### ACTIVITY:
Give only the number of lines below that contain the word "Recovery".

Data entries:
※

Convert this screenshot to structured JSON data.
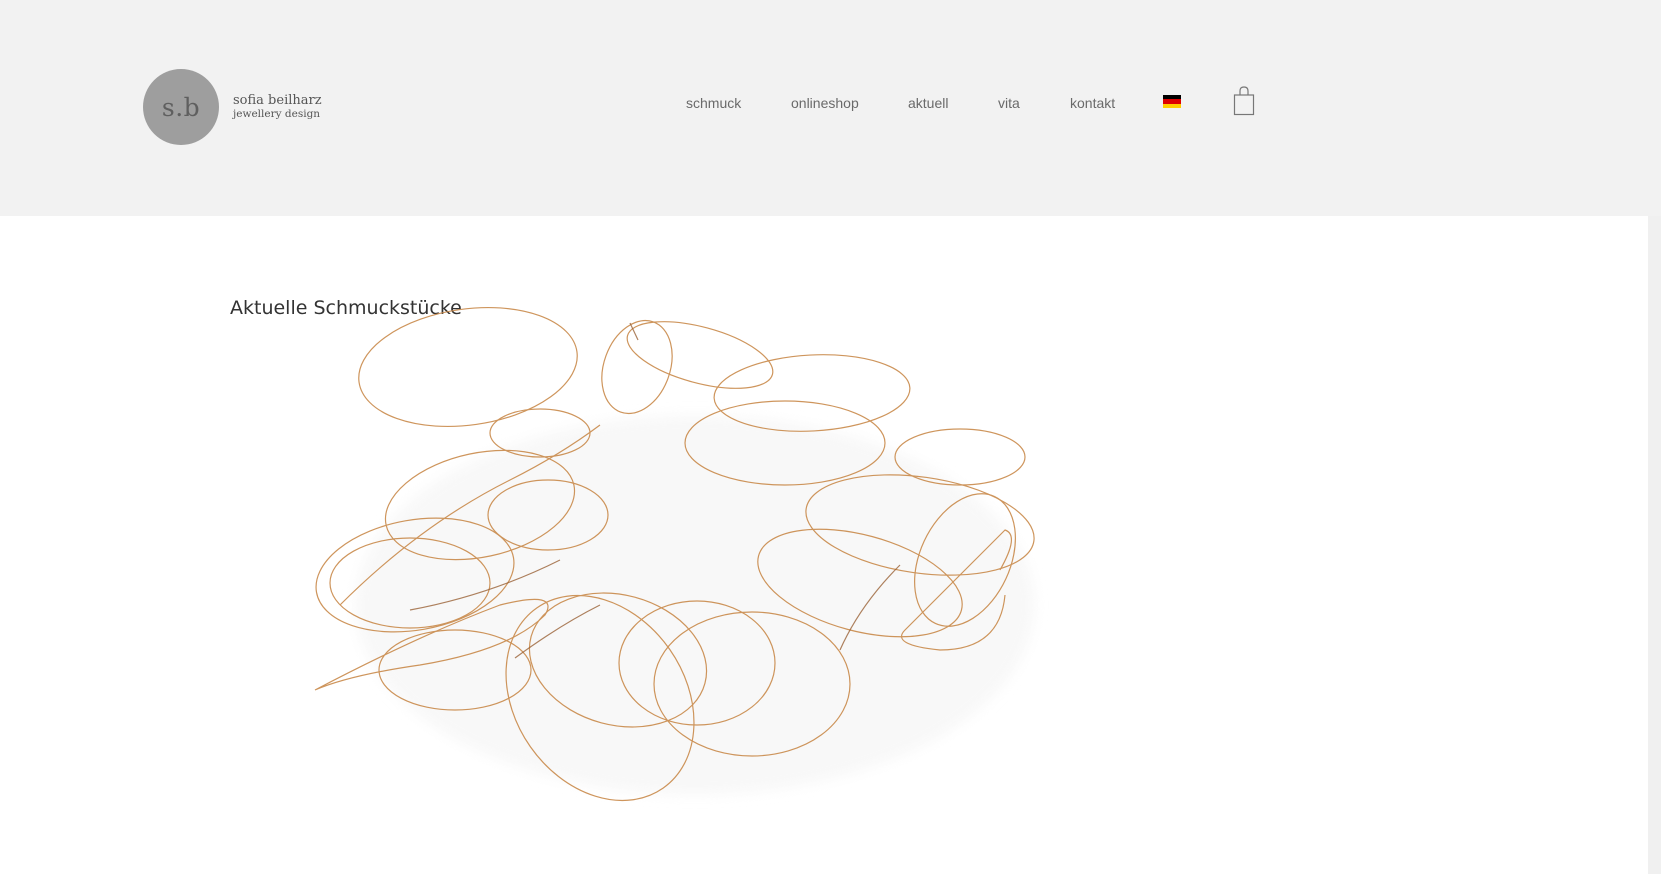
{
  "brand": {
    "monogram": "s.b",
    "name": "sofia beilharz",
    "tagline": "jewellery design"
  },
  "nav": {
    "items": [
      {
        "label": "schmuck"
      },
      {
        "label": "onlineshop"
      },
      {
        "label": "aktuell"
      },
      {
        "label": "vita"
      },
      {
        "label": "kontakt"
      }
    ],
    "language_flag": "flag-germany-icon",
    "cart_icon": "shopping-bag-icon"
  },
  "main": {
    "heading": "Aktuelle Schmuckstücke",
    "image_icon": "necklace-photo"
  },
  "colors": {
    "header_bg": "#f2f2f2",
    "logo_circle": "#9e9e9e",
    "nav_text": "#6a6a6a",
    "wire": "#c98a4b"
  }
}
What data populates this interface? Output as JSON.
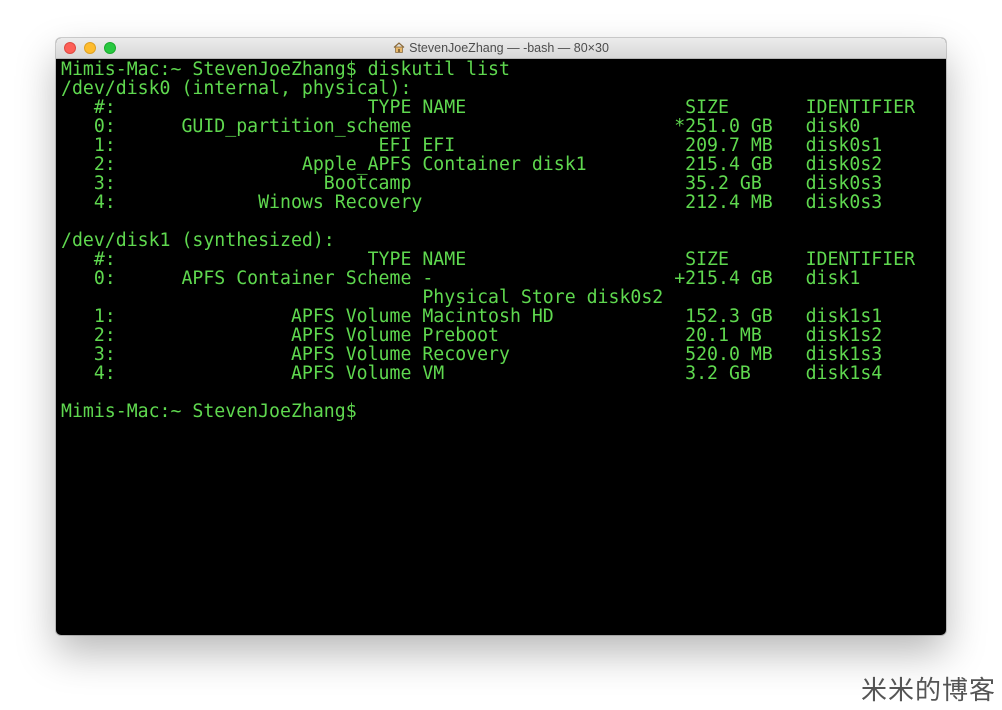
{
  "window": {
    "title": "StevenJoeZhang — -bash — 80×30",
    "title_icon": "home-folder-icon",
    "traffic_lights": {
      "close": "#fd5f57",
      "minimize": "#febc2e",
      "maximize": "#28c840"
    }
  },
  "terminal": {
    "text_color": "#5fd84f",
    "background": "#000000",
    "lines": [
      "Mimis-Mac:~ StevenJoeZhang$ diskutil list",
      "/dev/disk0 (internal, physical):",
      "   #:                       TYPE NAME                    SIZE       IDENTIFIER",
      "   0:      GUID_partition_scheme                        *251.0 GB   disk0",
      "   1:                        EFI EFI                     209.7 MB   disk0s1",
      "   2:                 Apple_APFS Container disk1         215.4 GB   disk0s2",
      "   3:                   Bootcamp                         35.2 GB    disk0s3",
      "   4:             Winows Recovery                        212.4 MB   disk0s3",
      "",
      "/dev/disk1 (synthesized):",
      "   #:                       TYPE NAME                    SIZE       IDENTIFIER",
      "   0:      APFS Container Scheme -                      +215.4 GB   disk1",
      "                                 Physical Store disk0s2",
      "   1:                APFS Volume Macintosh HD            152.3 GB   disk1s1",
      "   2:                APFS Volume Preboot                 20.1 MB    disk1s2",
      "   3:                APFS Volume Recovery                520.0 MB   disk1s3",
      "   4:                APFS Volume VM                      3.2 GB     disk1s4",
      "",
      "Mimis-Mac:~ StevenJoeZhang$"
    ]
  },
  "watermark": "米米的博客"
}
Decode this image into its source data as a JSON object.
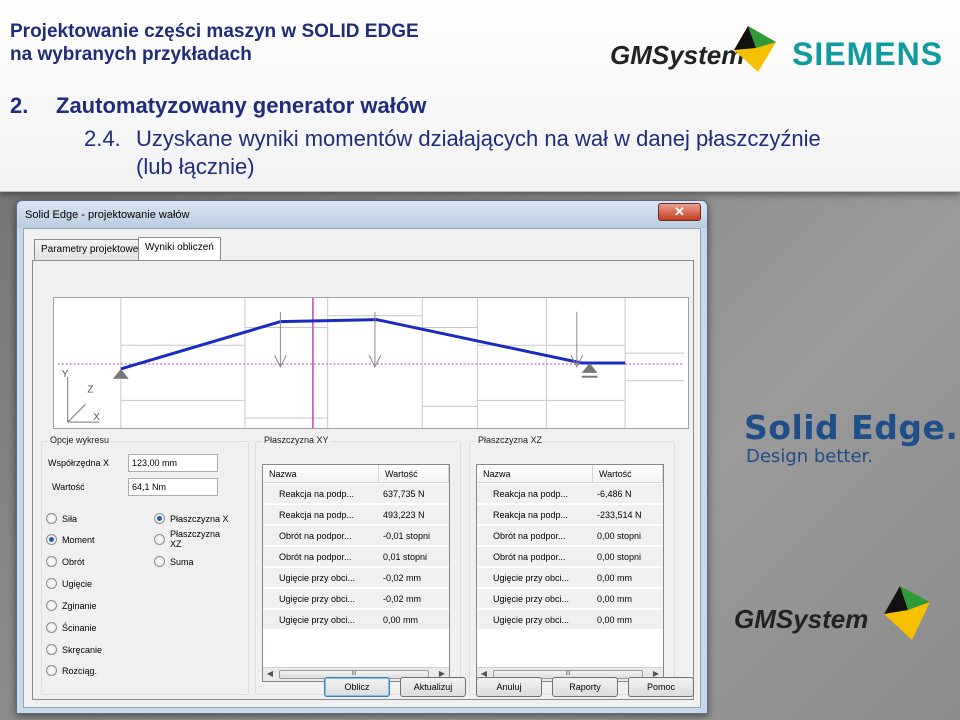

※

### SOLUTION TO THE EXERCISE:
2